Front Page


Keppel Prince calls on Prime Minister to ensure Australian-made

PORTLAND wind tower manufacturer Keppel Prince has called on Prime Minister Scott Morrison to ensure a key energy supplier to the Snowy Hydro 2.0 scheme is powered by Australian-made components.

The Ryan Corner wind farm planned for near Port Fairy is owned by the multinational Global Power Generation, which has sold 70 per cent of the power produced to the Snowy Hydro project.

GPG is also the company behind the proposed Hawkesdale wind farm – for which it has an offtake agreement with one of the world’s largest companies in Amazon – as well as stage two of the Berrybank farm.

Keppel Prince executive director Steve Garner said his company had priced the Ryan Corner job for Vestas, which has the contract to build it, but wasn’t holding out hope of building the towers for a local project without some intervention.

Ryan Corner does not come under the local content provisions of the Victorian Renewable Energy Target, as the next auctions for that won’t happen until later in the year.

“We know we’ll be way too expensive because we use Australian steel and our labour,” Mr Garner said of Australia’s only wind tower manufacturer.

“I’m also aware that (steelmaker) Bluescope have approached the federal government as well and they don’t want to miss out.

“Otherwise it will be dumped Chinese steel that goes into those towers which we’ll see come through the port here, and that’s going to be a bad look.

“I’m calling on Scott Morrison to make a stand for Australian manufacturing here.

“The government’s happy to spend hundreds of billions on JobKeeper, but here’s a way you’re saving all these jobs for a very small input and also showing you’re fair dinkum about manufacturing.

 “How could the Prime Minister and federal government allow the likes of Snowy Hydro, owned by taxpayers, to buy this power knowing it was dumped Chinese steel and there were no local jobs created from it.

“Anything above the ground will come from overseas, and that would be a real bad look.”

Mr Garner said he appreciated the cost to build the wind farm would increase if using Australian made towers and steel.

“It would maybe cost the project two per cent, but I know as consumers we’d all probably accept a two per cent increase in power bills knowing that Australian jobs are saved and they were getting Australian-made, not Chinese.

“We’ve been suffering for so long against imports and is the extra cost worth it? We’ve been hit with 20 per cent to 50 per cent before.

“That’s the crux of it. To know that the material is going to be dumped subsidised steel plate from China, given what they’re also doing to us at the moment, is offensive, and that the taxpayers are paying to by that power from GPG.

“What we’ve got here at Keppel is about 150 highly skilled jobs associated with that business and there’s a multiplier factor of three or four in the number of extra jobs that follow on from that, especially in a place like Portland.

“Then you have Bluescope in Port Kembla (south of Sydney) and many hundreds of jobs associated with manufacturing steel for wind towers.
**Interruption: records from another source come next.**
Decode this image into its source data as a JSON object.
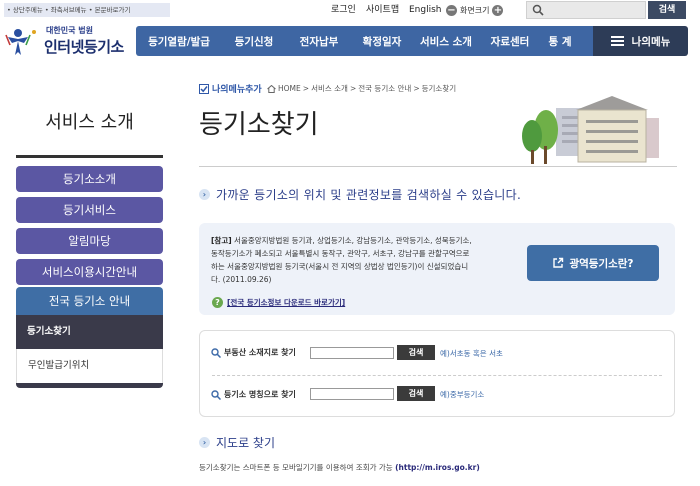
{
  "top": {
    "skip_links": "• 상단주메뉴 • 좌측서브메뉴 • 본문바로가기",
    "login": "로그인",
    "sitemap": "사이트맵",
    "english": "English",
    "fontsize_label": "화면크기",
    "search_button": "검색"
  },
  "logo": {
    "sub": "대한민국 법원",
    "title": "인터넷등기소"
  },
  "gnb": {
    "items": [
      "등기열람/발급",
      "등기신청",
      "전자납부",
      "확정일자",
      "서비스 소개",
      "자료센터",
      "통 계"
    ],
    "mymenu": "나의메뉴"
  },
  "sidebar": {
    "title": "서비스 소개",
    "items": [
      "등기소소개",
      "등기서비스",
      "알림마당",
      "서비스이용시간안내"
    ],
    "active": "전국 등기소 안내",
    "sub_items": [
      "등기소찾기",
      "무인발급기위치"
    ]
  },
  "content": {
    "add_menu": "나의메뉴추가",
    "breadcrumb": [
      "HOME",
      "서비스 소개",
      "전국 등기소 안내",
      "등기소찾기"
    ],
    "page_title": "등기소찾기",
    "lead": "가까운 등기소의 위치 및 관련정보를 검색하실 수 있습니다.",
    "notice": {
      "tag": "[참고]",
      "line1": "서울중앙지방법원 등기과, 상업등기소, 강남등기소, 관악등기소, 성북등기소,",
      "line2": "동작등기소가 폐소되고 서울특별시 동작구, 관악구, 서초구, 강남구를 관할구역으로",
      "line3": "하는 서울중앙지방법원 등기국(서울시 전 지역의 상법상 법인등기)이 신설되었습니",
      "line4": "다. (2011.09.26)"
    },
    "download_link": "[전국 등기소정보 다운로드 바로가기]",
    "wide_button": "광역등기소란?",
    "search_address_label": "부동산 소재지로 찾기",
    "search_address_button": "검색",
    "search_address_example": "예)서초동 혹은 서초",
    "search_name_label": "등기소 명칭으로 찾기",
    "search_name_button": "검색",
    "search_name_example": "예)중부등기소",
    "map_title": "지도로 찾기",
    "mobile_note": "등기소찾기는 스마트폰 등 모바일기기를 이용하여 조회가 가능",
    "mobile_url": "(http://m.iros.go.kr)"
  },
  "colors": {
    "gnb": "#3e66a3",
    "mymenu": "#2d3c57",
    "side_item": "#5b57a3",
    "side_active": "#3f6ea5",
    "side_sub_active": "#3a3a4a"
  }
}
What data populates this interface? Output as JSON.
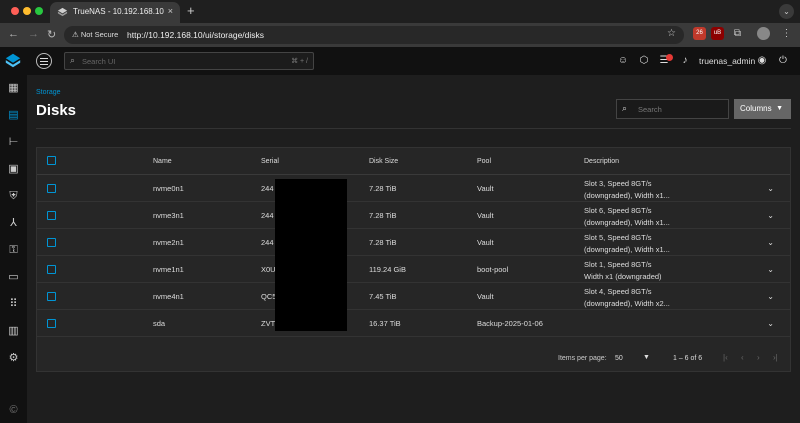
{
  "browser": {
    "tab_title": "TrueNAS - 10.192.168.10",
    "tab_close": "×",
    "new_tab": "+",
    "security_label": "Not Secure",
    "url": "http://10.192.168.10/ui/storage/disks",
    "ext_badge_1": "26",
    "ext_badge_2": "uB"
  },
  "topbar": {
    "search_placeholder": "Search UI",
    "search_shortcut": "⌘ + /",
    "username": "truenas_admin"
  },
  "sidebar": {
    "items": [
      "dashboard-icon",
      "storage-icon",
      "datasets-icon",
      "shares-icon",
      "data-protection-icon",
      "network-icon",
      "credentials-icon",
      "virtualization-icon",
      "apps-icon",
      "reporting-icon",
      "system-icon"
    ],
    "active": "storage-icon"
  },
  "page": {
    "breadcrumb": "Storage",
    "title": "Disks",
    "search_placeholder": "Search",
    "columns_button": "Columns"
  },
  "table": {
    "headers": {
      "name": "Name",
      "serial": "Serial",
      "size": "Disk Size",
      "pool": "Pool",
      "description": "Description"
    },
    "rows": [
      {
        "name": "nvme0n1",
        "serial": "244",
        "size": "7.28 TiB",
        "pool": "Vault",
        "desc1": "Slot 3, Speed 8GT/s",
        "desc2": "(downgraded), Width x1..."
      },
      {
        "name": "nvme3n1",
        "serial": "244",
        "size": "7.28 TiB",
        "pool": "Vault",
        "desc1": "Slot 6, Speed 8GT/s",
        "desc2": "(downgraded), Width x1..."
      },
      {
        "name": "nvme2n1",
        "serial": "244",
        "size": "7.28 TiB",
        "pool": "Vault",
        "desc1": "Slot 5, Speed 8GT/s",
        "desc2": "(downgraded), Width x1..."
      },
      {
        "name": "nvme1n1",
        "serial": "X0U",
        "size": "119.24 GiB",
        "pool": "boot-pool",
        "desc1": "Slot 1, Speed 8GT/s",
        "desc2": "Width x1 (downgraded)"
      },
      {
        "name": "nvme4n1",
        "serial": "QC5",
        "size": "7.45 TiB",
        "pool": "Vault",
        "desc1": "Slot 4, Speed 8GT/s",
        "desc2": "(downgraded), Width x2..."
      },
      {
        "name": "sda",
        "serial": "ZVT",
        "size": "16.37 TiB",
        "pool": "Backup-2025-01-06",
        "desc1": "",
        "desc2": ""
      }
    ]
  },
  "pager": {
    "items_label": "Items per page:",
    "page_size": "50",
    "range": "1 – 6 of 6"
  },
  "colors": {
    "accent": "#0095d5",
    "background": "#1e1e1e",
    "card": "#262626"
  }
}
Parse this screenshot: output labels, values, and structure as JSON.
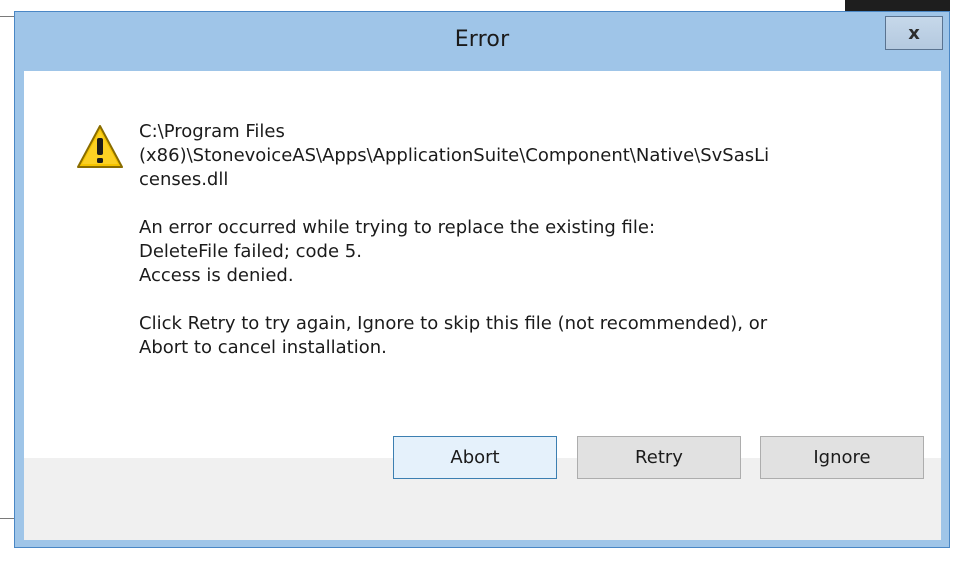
{
  "window": {
    "title": "Error",
    "close_glyph": "x"
  },
  "message": {
    "path_line1": "C:\\Program Files",
    "path_line2": "(x86)\\StonevoiceAS\\Apps\\ApplicationSuite\\Component\\Native\\SvSasLi",
    "path_line3": "censes.dll",
    "error_line1": "An error occurred while trying to replace the existing file:",
    "error_line2": "DeleteFile failed; code 5.",
    "error_line3": "Access is denied.",
    "hint_line1": "Click Retry to try again, Ignore to skip this file (not recommended), or",
    "hint_line2": "Abort to cancel installation."
  },
  "buttons": {
    "abort": "Abort",
    "retry": "Retry",
    "ignore": "Ignore"
  },
  "icons": {
    "message_icon": "warning-icon",
    "close": "close-icon"
  },
  "colors": {
    "titlebar": "#9fc5e8",
    "warning_yellow": "#f5c400",
    "default_button_border": "#3c7fb1"
  }
}
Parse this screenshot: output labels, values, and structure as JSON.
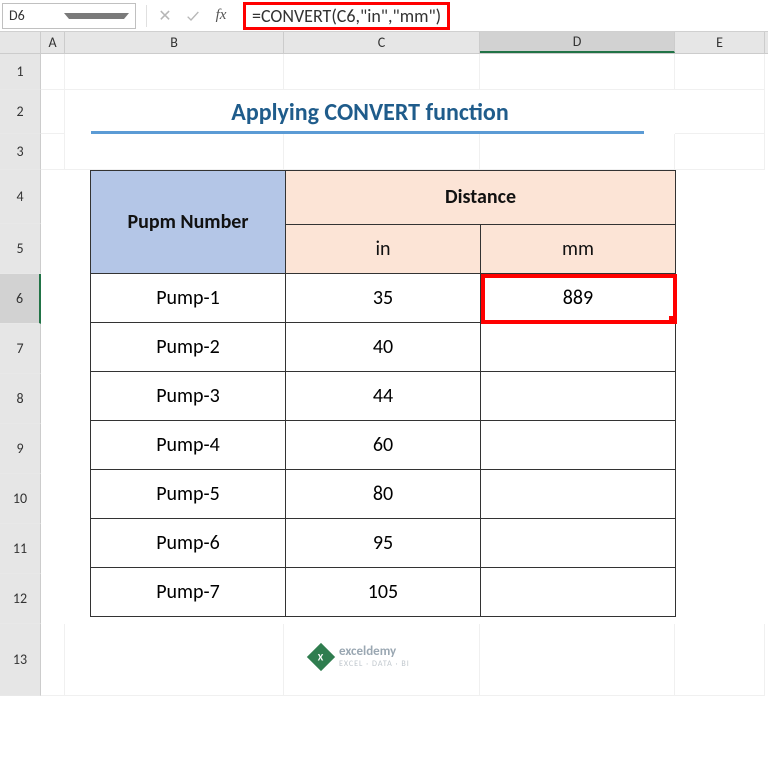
{
  "formula_bar": {
    "name_box_value": "D6",
    "fx_label": "fx",
    "formula_display": "=CONVERT(C6,\"in\",\"mm\")"
  },
  "columns": {
    "A": "A",
    "B": "B",
    "C": "C",
    "D": "D",
    "E": "E"
  },
  "row_numbers": [
    "1",
    "2",
    "3",
    "4",
    "5",
    "6",
    "7",
    "8",
    "9",
    "10",
    "11",
    "12",
    "13"
  ],
  "title": "Applying CONVERT function",
  "table": {
    "header_pump": "Pupm Number",
    "header_distance": "Distance",
    "sub_in": "in",
    "sub_mm": "mm",
    "rows": [
      {
        "pump": "Pump-1",
        "in": "35",
        "mm": "889"
      },
      {
        "pump": "Pump-2",
        "in": "40",
        "mm": ""
      },
      {
        "pump": "Pump-3",
        "in": "44",
        "mm": ""
      },
      {
        "pump": "Pump-4",
        "in": "60",
        "mm": ""
      },
      {
        "pump": "Pump-5",
        "in": "80",
        "mm": ""
      },
      {
        "pump": "Pump-6",
        "in": "95",
        "mm": ""
      },
      {
        "pump": "Pump-7",
        "in": "105",
        "mm": ""
      }
    ]
  },
  "watermark": {
    "name": "exceldemy",
    "tag": "EXCEL · DATA · BI"
  },
  "active_cell": "D6",
  "chart_data": {
    "type": "table",
    "title": "Applying CONVERT function",
    "columns": [
      "Pupm Number",
      "in",
      "mm"
    ],
    "rows": [
      [
        "Pump-1",
        35,
        889
      ],
      [
        "Pump-2",
        40,
        null
      ],
      [
        "Pump-3",
        44,
        null
      ],
      [
        "Pump-4",
        60,
        null
      ],
      [
        "Pump-5",
        80,
        null
      ],
      [
        "Pump-6",
        95,
        null
      ],
      [
        "Pump-7",
        105,
        null
      ]
    ]
  }
}
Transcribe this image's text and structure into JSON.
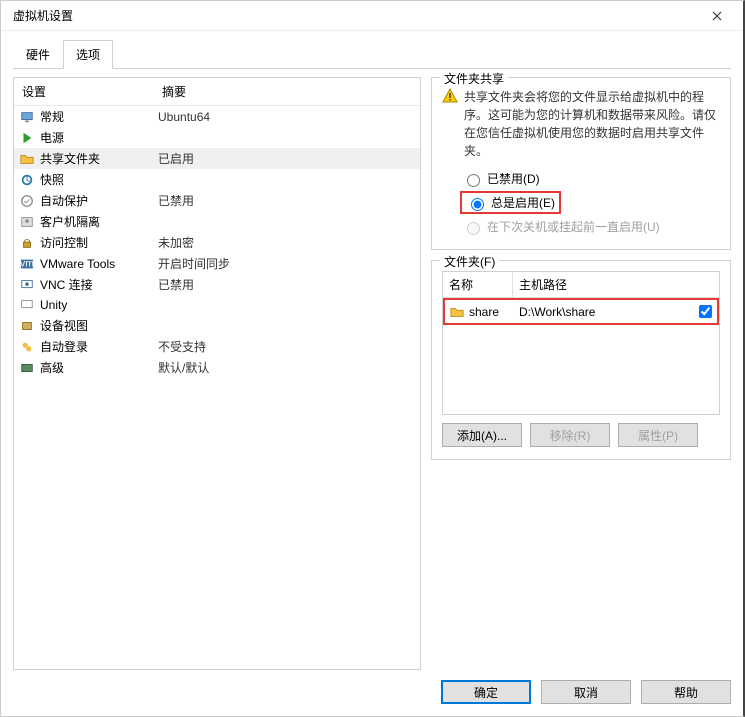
{
  "title": "虚拟机设置",
  "tabs": {
    "hardware": "硬件",
    "options": "选项"
  },
  "list": {
    "headers": {
      "setting": "设置",
      "summary": "摘要"
    },
    "rows": [
      {
        "label": "常规",
        "summary": "Ubuntu64",
        "icon": "screen"
      },
      {
        "label": "电源",
        "summary": "",
        "icon": "play"
      },
      {
        "label": "共享文件夹",
        "summary": "已启用",
        "icon": "folder-share",
        "selected": true
      },
      {
        "label": "快照",
        "summary": "",
        "icon": "snapshot"
      },
      {
        "label": "自动保护",
        "summary": "已禁用",
        "icon": "autoprotect"
      },
      {
        "label": "客户机隔离",
        "summary": "",
        "icon": "guest"
      },
      {
        "label": "访问控制",
        "summary": "未加密",
        "icon": "lock"
      },
      {
        "label": "VMware Tools",
        "summary": "开启时间同步",
        "icon": "vmw"
      },
      {
        "label": "VNC 连接",
        "summary": "已禁用",
        "icon": "vnc"
      },
      {
        "label": "Unity",
        "summary": "",
        "icon": "unity"
      },
      {
        "label": "设备视图",
        "summary": "",
        "icon": "device"
      },
      {
        "label": "自动登录",
        "summary": "不受支持",
        "icon": "autologin"
      },
      {
        "label": "高级",
        "summary": "默认/默认",
        "icon": "advanced"
      }
    ]
  },
  "share": {
    "group_title": "文件夹共享",
    "warning": "共享文件夹会将您的文件显示给虚拟机中的程序。这可能为您的计算机和数据带来风险。请仅在您信任虚拟机使用您的数据时启用共享文件夹。",
    "opt_disabled": "已禁用(D)",
    "opt_always": "总是启用(E)",
    "opt_until": "在下次关机或挂起前一直启用(U)"
  },
  "folders": {
    "group_title": "文件夹(F)",
    "headers": {
      "name": "名称",
      "path": "主机路径"
    },
    "rows": [
      {
        "name": "share",
        "path": "D:\\Work\\share",
        "checked": true
      }
    ],
    "btn_add": "添加(A)...",
    "btn_remove": "移除(R)",
    "btn_props": "属性(P)"
  },
  "footer": {
    "ok": "确定",
    "cancel": "取消",
    "help": "帮助"
  }
}
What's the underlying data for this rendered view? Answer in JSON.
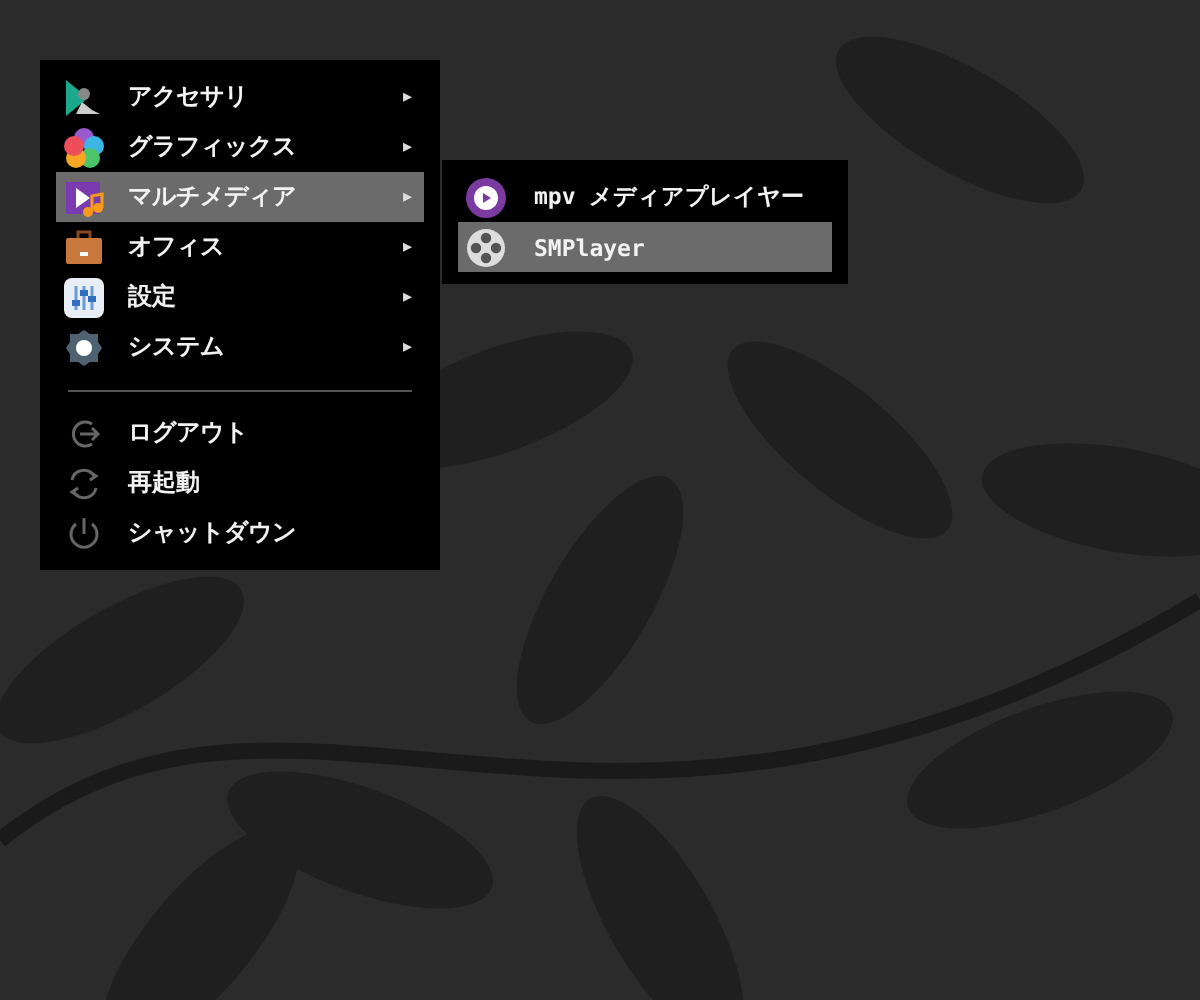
{
  "main_menu": {
    "items": [
      {
        "kind": "submenu",
        "label": "アクセサリ",
        "arrow": "▸",
        "selected": false
      },
      {
        "kind": "submenu",
        "label": "グラフィックス",
        "arrow": "▸",
        "selected": false
      },
      {
        "kind": "submenu",
        "label": "マルチメディア",
        "arrow": "▸",
        "selected": true
      },
      {
        "kind": "submenu",
        "label": "オフィス",
        "arrow": "▸",
        "selected": false
      },
      {
        "kind": "submenu",
        "label": "設定",
        "arrow": "▸",
        "selected": false
      },
      {
        "kind": "submenu",
        "label": "システム",
        "arrow": "▸",
        "selected": false
      },
      {
        "kind": "separator"
      },
      {
        "kind": "action",
        "label": "ログアウト",
        "selected": false
      },
      {
        "kind": "action",
        "label": "再起動",
        "selected": false
      },
      {
        "kind": "action",
        "label": "シャットダウン",
        "selected": false
      }
    ]
  },
  "submenu": {
    "items": [
      {
        "label": "mpv メディアプレイヤー",
        "selected": false
      },
      {
        "label": "SMPlayer",
        "selected": true
      }
    ]
  }
}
If they miss out that’s just steel they’re not selling.”

Mr Garner said he had spoken to Federal Member for Wannon and new Trade, Tourism and Investment Minister Dan Tehan about the issue and he was supportive as he had been in the past.

Keppel Prince has battled against foreign competition for contracts for many years, the most recent at the Murra Warra wind farm near Horsham, outlined in the Observer in September, when it missed out to the Vietnamese arm of global company CS Wind despite the bids being a similar price.

US-headquartered GE said that Keppel Prince needed to go through a pre-qualification process to tender for its projects, despite having supplied towers for the company previously.

That was savaged by unions, who questioned the Vietnamese company’s ability to build to Australian standards, and to those of Keppel Prince.

Meanwhile Keppel Prince is looking at expansion opportunities in NSW and Queensland, something the company has considered in the past.

Mr Garner said he and managing director Dan McKinna were going to the Sunshine State later this month.

“The Queensland government are keen to get us involved on some major works there,” he said.

“They’re encouraging us and the developers because they recognise the benefits of local manufacturing and local jobs.”

The meetings would be with industry, government and developers.

NSW was also going to mandate locally manufactured steel in the 12GW of renewable energy projects on the table there. “That says a manufacturing company like Keppel Prince needs to set up in NSW, and we’re looking at it,” Mr Garner said.

Get a year of access to Spectator or Observer for $208

Get this offer nowAlready a subscriber? Sign in

More From